Wednesday, January 6, 2010

The Venus Fixers

Anyone who loves Italian art and cares about our shared cultural heritage needs to read Ilaria Dagnini Brey's "The Venus Fixers: The Remarkable Story of the Allied Soldiers Who Saved Italy's Art During World War II." Italian-born journalist Brey follows first the attempt by the Italians to protect artworks in the face of oncoming war -- everything from bricking up "David" to hiding paintings in Tuscan villas -- then the valiant efforts of the "Monuments Men" to keep them safe during and after the Allied invasion. The Monuments Men were a band of artists, art historians, architects, archaeologists, archivists, etc. who served in the British and American armies and used their expertise to look after monuments and artworks in time of war. Brey focuses on those who served in Italy: we learn about Yale art professor Deane Keller, who had the artworks of western Tuscany as his responsibility, and for me a familiar name was art history professor Frederick Hartt, whose landmark "Italian Renaissance Art" textbook I knew from university but I had no idea he'd served as a Monuments Man. So too John Ward-Perkins, a prominent Romanist in his day: again, I know his work but enjoyed reading about his Italian service. As a card-carrying professional art historian, I couldn't help but feel proud as I read this book; it was like learning one's great-uncles or second cousins or whatever had been war heroes.

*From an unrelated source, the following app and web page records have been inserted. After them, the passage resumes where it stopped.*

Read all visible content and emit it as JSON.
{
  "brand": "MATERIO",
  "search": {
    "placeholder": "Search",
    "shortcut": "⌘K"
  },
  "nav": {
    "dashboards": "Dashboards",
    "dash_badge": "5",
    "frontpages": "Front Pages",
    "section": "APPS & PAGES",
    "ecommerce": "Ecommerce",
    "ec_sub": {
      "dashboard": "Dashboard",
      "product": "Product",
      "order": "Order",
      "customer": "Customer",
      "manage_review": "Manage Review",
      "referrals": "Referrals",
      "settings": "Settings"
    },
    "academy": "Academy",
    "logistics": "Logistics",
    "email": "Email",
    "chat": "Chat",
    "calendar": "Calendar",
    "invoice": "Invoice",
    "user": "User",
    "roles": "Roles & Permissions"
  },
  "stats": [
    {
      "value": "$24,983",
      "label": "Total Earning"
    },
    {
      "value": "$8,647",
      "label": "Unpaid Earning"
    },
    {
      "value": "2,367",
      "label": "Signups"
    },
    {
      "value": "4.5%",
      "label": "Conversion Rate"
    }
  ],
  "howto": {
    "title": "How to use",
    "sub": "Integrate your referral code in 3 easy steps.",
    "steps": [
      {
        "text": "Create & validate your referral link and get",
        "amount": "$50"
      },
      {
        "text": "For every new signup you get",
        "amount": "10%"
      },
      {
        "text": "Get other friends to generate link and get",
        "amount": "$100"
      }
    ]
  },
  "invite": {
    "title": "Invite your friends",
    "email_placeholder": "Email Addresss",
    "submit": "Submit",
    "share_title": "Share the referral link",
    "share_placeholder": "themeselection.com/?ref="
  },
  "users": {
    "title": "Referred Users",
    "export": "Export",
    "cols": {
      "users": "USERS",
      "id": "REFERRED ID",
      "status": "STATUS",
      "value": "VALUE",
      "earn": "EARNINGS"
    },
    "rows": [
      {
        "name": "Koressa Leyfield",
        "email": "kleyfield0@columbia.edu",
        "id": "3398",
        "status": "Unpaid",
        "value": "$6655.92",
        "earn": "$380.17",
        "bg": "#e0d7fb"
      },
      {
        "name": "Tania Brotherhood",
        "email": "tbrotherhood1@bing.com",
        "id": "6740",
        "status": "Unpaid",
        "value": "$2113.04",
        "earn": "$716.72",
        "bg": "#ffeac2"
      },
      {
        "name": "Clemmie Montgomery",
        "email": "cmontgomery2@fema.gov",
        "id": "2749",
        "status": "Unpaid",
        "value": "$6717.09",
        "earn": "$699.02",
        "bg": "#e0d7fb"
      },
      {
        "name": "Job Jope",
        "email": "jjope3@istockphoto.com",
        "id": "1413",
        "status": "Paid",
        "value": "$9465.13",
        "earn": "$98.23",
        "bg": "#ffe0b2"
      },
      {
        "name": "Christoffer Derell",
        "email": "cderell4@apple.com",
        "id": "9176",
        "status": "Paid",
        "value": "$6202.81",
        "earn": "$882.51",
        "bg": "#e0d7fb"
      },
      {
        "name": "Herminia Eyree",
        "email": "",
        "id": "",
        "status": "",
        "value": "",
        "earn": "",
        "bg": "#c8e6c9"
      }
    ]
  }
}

There are heartstopping moments in this book -- the American bombing of the Florence railyards for example, which through the skill of the pilots and the maps provided by the Monuments Men left the Duomo, Santa Maria Novella, and everything else unscathed. There are also heartrending moments: the Nazi bombardment of the Florentine bridges, the Allied bombardment of the monastery of Monte Cassino, the accidental near-destruction of the frescoes of the Camposanto in Pisa. Not being a specialist in Renaissance art, much of the story was new to me, save what I'd seen in the documentary "The Rape of Europa." Although I *knew* Michelangelo's David, Botticelli's Birth of Venus, and any number of treasures are safe now in their museum homes, Brey kept me in suspense throughout her account.

In recent years, the effects of World War II on the artistic heritage have gotten increased attention (e.g. Lynn Nicholas' book "The Rape of Europa" and the excellent documentary of the same name, plus the books of Robert Edsel, including his newest, "Monuments Men"--which I now HAVE to read). There are lessons for all in studying this time period, especially since artworks and monuments continue to be imperiled every day in places like Iraq and Afghanistan. Read this book!!


Wes said...

Want to learn more about The Monuments Men and their adventures throughout Europe? Check out The Monuments Men by: Robert Edsel

The Morning Joe Show video clip with Doris Kearns Goodwin discussing The Monuments Men (, check these out!

The Greatest Heroine of WWII, Rose Valland -

Passing the Torch: Touching video clip of Robert M. Edsel discussing his last conversation with Lane S. Faison. -

Robert M. Edsel discussing the amazing story of one of nine living Monuments Men, German born Harry Ettlinger. -

Book Page writes, “an account that moves like a Hollywood action adventure…there are heroes to root for, villains to hiss at and an increasingly pressing race against time…Whether you’re a fan of art, military history or stories of real-life heroes, The Monuments Men is a treasure worth the hunt”. I hope your blog will profile these great heroes of civilization and share their story with your readers and supporters.

Thank You,
Wes Brown

Sheramy said...

Hi Wes, Thanks for stopping by. Edsel's new book is definitely on my reading list. Thanks for the great links!!

Wes said...

Thank you for sharing the story of The Monuments Men with your readers!